Todd Hafner
Director of Planning and Development
Northern Virginia Regional Park Authority


Paul, it was quite a wild and unusual ride watching the VDOT/BF Saul case unfold, but I wouldn't have missed it for the world. You and Hugo did a great job, and we want to thank you once again for your wonderful work. You are certainly a gifted litigator, and we would not hesitate to call upon you again in the future.

Mary Beth Avedesian
Vice President, Acquisitions & Development
Saul Centers, Inc.


Now that the case has concluded I wanted to write you and tell you how impressed I was with your handling of our case. You brought in the best-of-the-best as far as experts are concerned and you did a magnificent job of organizing and directing their activities. I have no doubt that the end result, which was quite favorable, was a result of your hard work and focus. It was a real pleasure having the chance to work with you on this case and I could not be happier with the representation you provided.
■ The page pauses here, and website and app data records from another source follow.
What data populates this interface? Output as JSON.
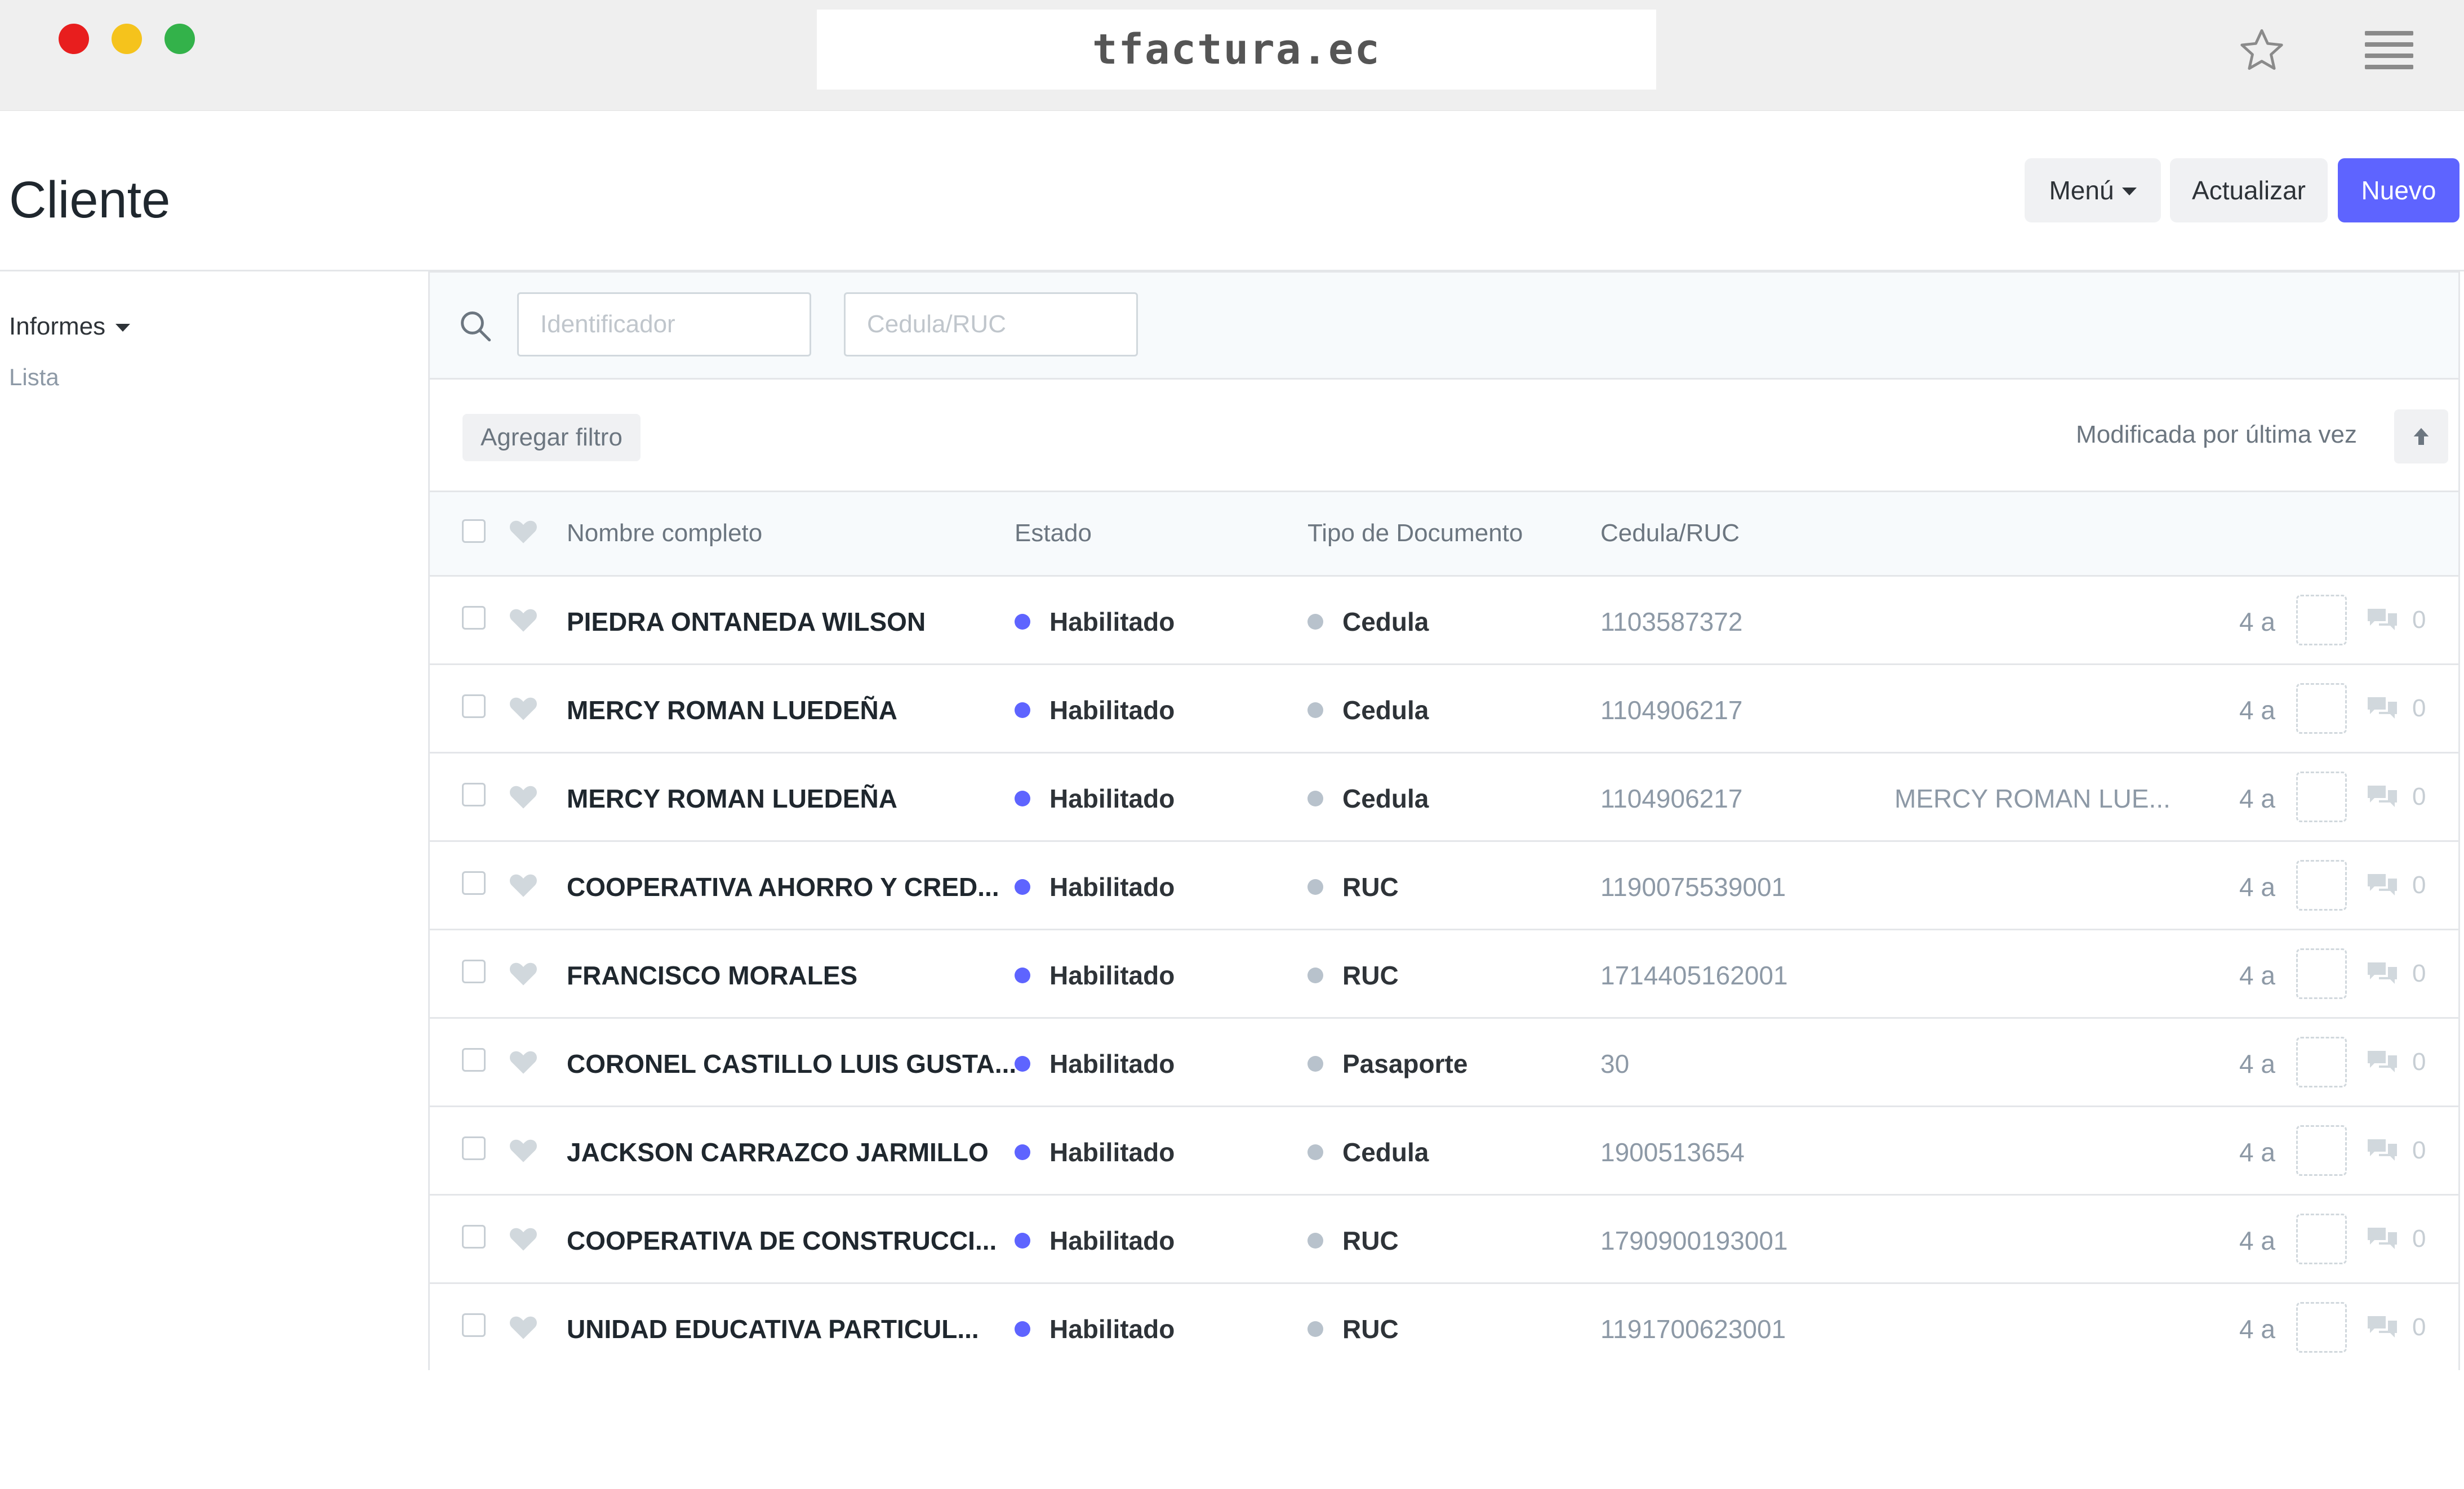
{
  "browser": {
    "url": "tfactura.ec",
    "traffic_lights": [
      "#e81e1e",
      "#f5c31c",
      "#33b24a"
    ]
  },
  "header": {
    "title": "Cliente",
    "menu_label": "Menú",
    "refresh_label": "Actualizar",
    "new_label": "Nuevo",
    "primary_color": "#5e64ff"
  },
  "sidebar": {
    "reports_label": "Informes",
    "list_label": "Lista"
  },
  "filters": {
    "identifier_placeholder": "Identificador",
    "ruc_placeholder": "Cedula/RUC",
    "add_filter_label": "Agregar filtro",
    "sort_label": "Modificada por última vez"
  },
  "table": {
    "columns": [
      "Nombre completo",
      "Estado",
      "Tipo de Documento",
      "Cedula/RUC"
    ],
    "status_color": "#5e64ff",
    "type_color": "#b8c2cc",
    "rows": [
      {
        "name": "PIEDRA ONTANEDA WILSON",
        "status": "Habilitado",
        "doc_type": "Cedula",
        "ruc": "1103587372",
        "extra": "",
        "age": "4 a",
        "comments": "0"
      },
      {
        "name": "MERCY ROMAN LUEDEÑA",
        "status": "Habilitado",
        "doc_type": "Cedula",
        "ruc": "1104906217",
        "extra": "",
        "age": "4 a",
        "comments": "0"
      },
      {
        "name": "MERCY ROMAN LUEDEÑA",
        "status": "Habilitado",
        "doc_type": "Cedula",
        "ruc": "1104906217",
        "extra": "MERCY ROMAN LUE...",
        "age": "4 a",
        "comments": "0"
      },
      {
        "name": "COOPERATIVA AHORRO Y CRED...",
        "status": "Habilitado",
        "doc_type": "RUC",
        "ruc": "1190075539001",
        "extra": "",
        "age": "4 a",
        "comments": "0"
      },
      {
        "name": "FRANCISCO MORALES",
        "status": "Habilitado",
        "doc_type": "RUC",
        "ruc": "1714405162001",
        "extra": "",
        "age": "4 a",
        "comments": "0"
      },
      {
        "name": "CORONEL CASTILLO LUIS GUSTA...",
        "status": "Habilitado",
        "doc_type": "Pasaporte",
        "ruc": "30",
        "extra": "",
        "age": "4 a",
        "comments": "0"
      },
      {
        "name": "JACKSON CARRAZCO JARMILLO",
        "status": "Habilitado",
        "doc_type": "Cedula",
        "ruc": "1900513654",
        "extra": "",
        "age": "4 a",
        "comments": "0"
      },
      {
        "name": "COOPERATIVA DE CONSTRUCCI...",
        "status": "Habilitado",
        "doc_type": "RUC",
        "ruc": "1790900193001",
        "extra": "",
        "age": "4 a",
        "comments": "0"
      },
      {
        "name": "UNIDAD EDUCATIVA PARTICUL...",
        "status": "Habilitado",
        "doc_type": "RUC",
        "ruc": "1191700623001",
        "extra": "",
        "age": "4 a",
        "comments": "0"
      }
    ]
  }
}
Richard R. Saunders, Jr.
Sevila, Saunders, Huddleston & White


We are all delighted with the outcome. As the one sitting in the courtroom, I was impressed throughout the trial by your skilled handling of the issues, and your ability to connect with the jury on those issues. This was certainly not an "open and shut" case, and I believe that all of your and Laurie Kirkland's hard work really won the day for us. Many thanks!

Carolyn C. Olshaker
Clemente Development Company, Inc.


I want you to know how impressed I was with your courtroom performance this week. I feel like I took a 3 day class on what a lawyer should be doing inside the courtroom to best represent his clients interest.I just want you to know your skills will not be forgotten. Thanks and happy holidays.

Patrick S. Burke
The Dean & Burke Group


I wanted to say thank you for all of your hard work on this case. Everyone is very pleased with the results of the Sheraton Premier case.

Allison Navitskas
Vice President/Associate General Counsel
FelCor Lodging Trust Incorporated


I chose Paul to represent my clients in Virginia Power line cases because of his skill, ability and demeanor and his excellent reputation for expertise in Eminent Domain law.

Henry C. "Hank" Day
Former Town Attorney
Warrenton, Virginia


Hugo, my level of appreciation for your competence rises with each experience. I am truly grateful for your intense interest on my behalf and am equally grateful to Paul Terpak who you can be rightfully proud of for his diligence, tenacity and for out-maneuvering our opponent at several points.

Scott C. Humphrey, A.S.A.
R. L. Kane, Inc.


Paul, I just wanted to congratulate you for the great result on the Spring Hill Road litigation. It exceeded the client's expectations and the client believes the matter was handled extremely well. Keep up the good work!

Kenneth Ingram
Rotonda Condominium Unit - Owners Association


Paul Terpak is very aggressive and extraordinarily competent.

Ray Schupp
Schupp Development Companies


Paul, you sure know how to make a general counsel look good to her boss. Mr. Van Metre is delighted with me, even though I try to keep telling him it was your excellent work which achieved the result.

Patricia McQuillen
Vice President and Assistant General Counsel
The Van Metre Companies